> _What is expected_
The answer should be an exact copy of the data.

> _Dataset excerpts_
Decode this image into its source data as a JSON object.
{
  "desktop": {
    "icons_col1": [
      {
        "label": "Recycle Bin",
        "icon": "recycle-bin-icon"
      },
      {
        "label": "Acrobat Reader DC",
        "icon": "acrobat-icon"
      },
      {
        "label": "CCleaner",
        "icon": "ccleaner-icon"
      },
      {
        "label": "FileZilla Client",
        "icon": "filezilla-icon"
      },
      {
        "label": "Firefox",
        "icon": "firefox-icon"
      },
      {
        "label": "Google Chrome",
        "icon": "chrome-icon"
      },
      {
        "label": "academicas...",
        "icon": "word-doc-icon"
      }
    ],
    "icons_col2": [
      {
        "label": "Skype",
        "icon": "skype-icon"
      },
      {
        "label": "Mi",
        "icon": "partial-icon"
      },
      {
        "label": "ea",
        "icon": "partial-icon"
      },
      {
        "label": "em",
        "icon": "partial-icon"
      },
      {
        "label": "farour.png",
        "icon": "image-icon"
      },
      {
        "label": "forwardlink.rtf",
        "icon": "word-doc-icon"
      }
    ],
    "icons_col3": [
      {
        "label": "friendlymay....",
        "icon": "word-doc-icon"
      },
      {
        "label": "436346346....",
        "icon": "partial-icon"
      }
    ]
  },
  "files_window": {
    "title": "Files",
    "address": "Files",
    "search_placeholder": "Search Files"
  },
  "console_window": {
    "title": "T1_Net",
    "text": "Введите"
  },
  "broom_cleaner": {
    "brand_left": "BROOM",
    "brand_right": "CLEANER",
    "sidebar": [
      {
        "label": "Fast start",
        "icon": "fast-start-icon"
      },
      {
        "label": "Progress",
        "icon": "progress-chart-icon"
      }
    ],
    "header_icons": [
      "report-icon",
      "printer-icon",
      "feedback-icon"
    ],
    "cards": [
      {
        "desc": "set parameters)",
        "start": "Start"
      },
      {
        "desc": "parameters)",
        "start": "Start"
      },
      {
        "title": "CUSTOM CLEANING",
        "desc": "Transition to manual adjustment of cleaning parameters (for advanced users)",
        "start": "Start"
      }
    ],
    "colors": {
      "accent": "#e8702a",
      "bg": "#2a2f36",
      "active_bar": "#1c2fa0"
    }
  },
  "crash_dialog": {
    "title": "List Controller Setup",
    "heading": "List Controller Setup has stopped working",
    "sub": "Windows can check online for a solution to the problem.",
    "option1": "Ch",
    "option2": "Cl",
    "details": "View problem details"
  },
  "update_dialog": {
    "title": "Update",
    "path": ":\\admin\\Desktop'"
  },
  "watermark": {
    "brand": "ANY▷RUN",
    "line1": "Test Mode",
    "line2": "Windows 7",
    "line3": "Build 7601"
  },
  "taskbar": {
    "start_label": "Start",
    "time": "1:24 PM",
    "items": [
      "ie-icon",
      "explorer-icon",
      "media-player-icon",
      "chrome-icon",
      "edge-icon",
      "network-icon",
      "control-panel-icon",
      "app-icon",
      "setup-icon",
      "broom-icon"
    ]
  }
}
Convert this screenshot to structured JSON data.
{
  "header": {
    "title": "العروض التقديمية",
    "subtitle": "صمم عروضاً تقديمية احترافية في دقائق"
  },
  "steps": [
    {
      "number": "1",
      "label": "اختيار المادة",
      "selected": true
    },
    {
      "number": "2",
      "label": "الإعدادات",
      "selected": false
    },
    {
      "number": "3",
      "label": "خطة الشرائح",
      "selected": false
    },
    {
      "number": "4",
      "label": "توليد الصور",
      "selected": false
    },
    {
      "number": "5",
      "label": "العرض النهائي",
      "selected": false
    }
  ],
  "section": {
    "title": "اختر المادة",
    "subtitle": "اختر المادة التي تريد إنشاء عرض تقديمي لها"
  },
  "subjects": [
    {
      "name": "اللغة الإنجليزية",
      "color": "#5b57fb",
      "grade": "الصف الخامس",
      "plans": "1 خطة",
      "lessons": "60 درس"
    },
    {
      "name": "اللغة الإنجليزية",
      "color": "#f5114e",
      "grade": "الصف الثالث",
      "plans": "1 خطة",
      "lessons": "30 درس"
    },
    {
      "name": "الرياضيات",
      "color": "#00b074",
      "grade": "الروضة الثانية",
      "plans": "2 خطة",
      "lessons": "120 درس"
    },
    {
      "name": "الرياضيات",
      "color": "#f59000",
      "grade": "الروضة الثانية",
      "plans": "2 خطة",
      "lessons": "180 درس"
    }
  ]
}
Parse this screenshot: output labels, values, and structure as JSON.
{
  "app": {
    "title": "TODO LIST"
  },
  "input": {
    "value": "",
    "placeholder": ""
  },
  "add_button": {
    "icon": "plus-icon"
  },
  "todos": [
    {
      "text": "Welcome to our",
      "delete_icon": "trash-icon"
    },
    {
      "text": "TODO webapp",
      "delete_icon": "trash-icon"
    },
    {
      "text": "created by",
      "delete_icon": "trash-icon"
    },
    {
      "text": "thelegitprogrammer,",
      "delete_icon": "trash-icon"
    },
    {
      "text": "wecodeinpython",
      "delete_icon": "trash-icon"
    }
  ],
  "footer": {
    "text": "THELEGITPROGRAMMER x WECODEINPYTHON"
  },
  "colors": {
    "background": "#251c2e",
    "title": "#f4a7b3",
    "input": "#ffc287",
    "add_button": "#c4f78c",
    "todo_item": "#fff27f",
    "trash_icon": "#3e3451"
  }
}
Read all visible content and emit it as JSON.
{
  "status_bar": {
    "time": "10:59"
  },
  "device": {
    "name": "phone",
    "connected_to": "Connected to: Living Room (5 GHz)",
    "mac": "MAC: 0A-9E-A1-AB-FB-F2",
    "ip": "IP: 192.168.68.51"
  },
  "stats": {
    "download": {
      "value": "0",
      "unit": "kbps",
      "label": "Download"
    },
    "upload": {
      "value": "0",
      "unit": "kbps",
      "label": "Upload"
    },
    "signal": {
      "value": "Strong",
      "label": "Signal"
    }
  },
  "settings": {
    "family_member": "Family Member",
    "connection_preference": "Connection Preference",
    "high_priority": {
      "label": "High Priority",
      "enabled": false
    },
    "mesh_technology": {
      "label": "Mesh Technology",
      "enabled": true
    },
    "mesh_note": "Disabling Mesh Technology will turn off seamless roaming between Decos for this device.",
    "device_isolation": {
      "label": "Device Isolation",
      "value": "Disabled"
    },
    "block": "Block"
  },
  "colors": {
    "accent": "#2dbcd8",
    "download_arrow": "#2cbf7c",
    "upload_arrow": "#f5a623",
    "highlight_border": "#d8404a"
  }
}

> _Output for this task_
Decode this image into its source data as a JSON object.
{
  "desktop": {
    "icons_col1": [
      {
        "label": "Recycle Bin",
        "icon": "recycle-bin-icon"
      },
      {
        "label": "Acrobat Reader DC",
        "icon": "acrobat-icon"
      },
      {
        "label": "CCleaner",
        "icon": "ccleaner-icon"
      },
      {
        "label": "FileZilla Client",
        "icon": "filezilla-icon"
      },
      {
        "label": "Firefox",
        "icon": "firefox-icon"
      },
      {
        "label": "Google Chrome",
        "icon": "chrome-icon"
      },
      {
        "label": "academicas...",
        "icon": "word-doc-icon"
      }
    ],
    "icons_col2": [
      {
        "label": "Skype",
        "icon": "skype-icon"
      },
      {
        "label": "Mi",
        "icon": "partial-icon"
      },
      {
        "label": "ea",
        "icon": "partial-icon"
      },
      {
        "label": "em",
        "icon": "partial-icon"
      },
      {
        "label": "farour.png",
        "icon": "image-icon"
      },
      {
        "label": "forwardlink.rtf",
        "icon": "word-doc-icon"
      }
    ],
    "icons_col3": [
      {
        "label": "friendlymay....",
        "icon": "word-doc-icon"
      },
      {
        "label": "436346346....",
        "icon": "partial-icon"
      }
    ]
  },
  "files_window": {
    "title": "Files",
    "address": "Files",
    "search_placeholder": "Search Files"
  },
  "console_window": {
    "title": "T1_Net",
    "text": "Введите"
  },
  "broom_cleaner": {
    "brand_left": "BROOM",
    "brand_right": "CLEANER",
    "sidebar": [
      {
        "label": "Fast start",
        "icon": "fast-start-icon"
      },
      {
        "label": "Progress",
        "icon": "progress-chart-icon"
      }
    ],
    "header_icons": [
      "report-icon",
      "printer-icon",
      "feedback-icon"
    ],
    "cards": [
      {
        "desc": "set parameters)",
        "start": "Start"
      },
      {
        "desc": "parameters)",
        "start": "Start"
      },
      {
        "title": "CUSTOM CLEANING",
        "desc": "Transition to manual adjustment of cleaning parameters (for advanced users)",
        "start": "Start"
      }
    ],
    "colors": {
      "accent": "#e8702a",
      "bg": "#2a2f36",
      "active_bar": "#1c2fa0"
    }
  },
  "crash_dialog": {
    "title": "List Controller Setup",
    "heading": "List Controller Setup has stopped working",
    "sub": "Windows can check online for a solution to the problem.",
    "option1": "Ch",
    "option2": "Cl",
    "details": "View problem details"
  },
  "update_dialog": {
    "title": "Update",
    "path": ":\\admin\\Desktop'"
  },
  "watermark": {
    "brand": "ANY▷RUN",
    "line1": "Test Mode",
    "line2": "Windows 7",
    "line3": "Build 7601"
  },
  "taskbar": {
    "start_label": "Start",
    "time": "1:24 PM",
    "items": [
      "ie-icon",
      "explorer-icon",
      "media-player-icon",
      "chrome-icon",
      "edge-icon",
      "network-icon",
      "control-panel-icon",
      "app-icon",
      "setup-icon",
      "broom-icon"
    ]
  }
}
Convert this screenshot to structured JSON data.
{
  "header": {
    "title": "العروض التقديمية",
    "subtitle": "صمم عروضاً تقديمية احترافية في دقائق"
  },
  "steps": [
    {
      "number": "1",
      "label": "اختيار المادة",
      "selected": true
    },
    {
      "number": "2",
      "label": "الإعدادات",
      "selected": false
    },
    {
      "number": "3",
      "label": "خطة الشرائح",
      "selected": false
    },
    {
      "number": "4",
      "label": "توليد الصور",
      "selected": false
    },
    {
      "number": "5",
      "label": "العرض النهائي",
      "selected": false
    }
  ],
  "section": {
    "title": "اختر المادة",
    "subtitle": "اختر المادة التي تريد إنشاء عرض تقديمي لها"
  },
  "subjects": [
    {
      "name": "اللغة الإنجليزية",
      "color": "#5b57fb",
      "grade": "الصف الخامس",
      "plans": "1 خطة",
      "lessons": "60 درس"
    },
    {
      "name": "اللغة الإنجليزية",
      "color": "#f5114e",
      "grade": "الصف الثالث",
      "plans": "1 خطة",
      "lessons": "30 درس"
    },
    {
      "name": "الرياضيات",
      "color": "#00b074",
      "grade": "الروضة الثانية",
      "plans": "2 خطة",
      "lessons": "120 درس"
    },
    {
      "name": "الرياضيات",
      "color": "#f59000",
      "grade": "الروضة الثانية",
      "plans": "2 خطة",
      "lessons": "180 درس"
    }
  ]
}
Parse this screenshot: output labels, values, and structure as JSON.
{
  "app": {
    "title": "TODO LIST"
  },
  "input": {
    "value": "",
    "placeholder": ""
  },
  "add_button": {
    "icon": "plus-icon"
  },
  "todos": [
    {
      "text": "Welcome to our",
      "delete_icon": "trash-icon"
    },
    {
      "text": "TODO webapp",
      "delete_icon": "trash-icon"
    },
    {
      "text": "created by",
      "delete_icon": "trash-icon"
    },
    {
      "text": "thelegitprogrammer,",
      "delete_icon": "trash-icon"
    },
    {
      "text": "wecodeinpython",
      "delete_icon": "trash-icon"
    }
  ],
  "footer": {
    "text": "THELEGITPROGRAMMER x WECODEINPYTHON"
  },
  "colors": {
    "background": "#251c2e",
    "title": "#f4a7b3",
    "input": "#ffc287",
    "add_button": "#c4f78c",
    "todo_item": "#fff27f",
    "trash_icon": "#3e3451"
  }
}
Read all visible content and emit it as JSON.
{
  "status_bar": {
    "time": "10:59"
  },
  "device": {
    "name": "phone",
    "connected_to": "Connected to: Living Room (5 GHz)",
    "mac": "MAC: 0A-9E-A1-AB-FB-F2",
    "ip": "IP: 192.168.68.51"
  },
  "stats": {
    "download": {
      "value": "0",
      "unit": "kbps",
      "label": "Download"
    },
    "upload": {
      "value": "0",
      "unit": "kbps",
      "label": "Upload"
    },
    "signal": {
      "value": "Strong",
      "label": "Signal"
    }
  },
  "settings": {
    "family_member": "Family Member",
    "connection_preference": "Connection Preference",
    "high_priority": {
      "label": "High Priority",
      "enabled": false
    },
    "mesh_technology": {
      "label": "Mesh Technology",
      "enabled": true
    },
    "mesh_note": "Disabling Mesh Technology will turn off seamless roaming between Decos for this device.",
    "device_isolation": {
      "label": "Device Isolation",
      "value": "Disabled"
    },
    "block": "Block"
  },
  "colors": {
    "accent": "#2dbcd8",
    "download_arrow": "#2cbf7c",
    "upload_arrow": "#f5a623",
    "highlight_border": "#d8404a"
  }
}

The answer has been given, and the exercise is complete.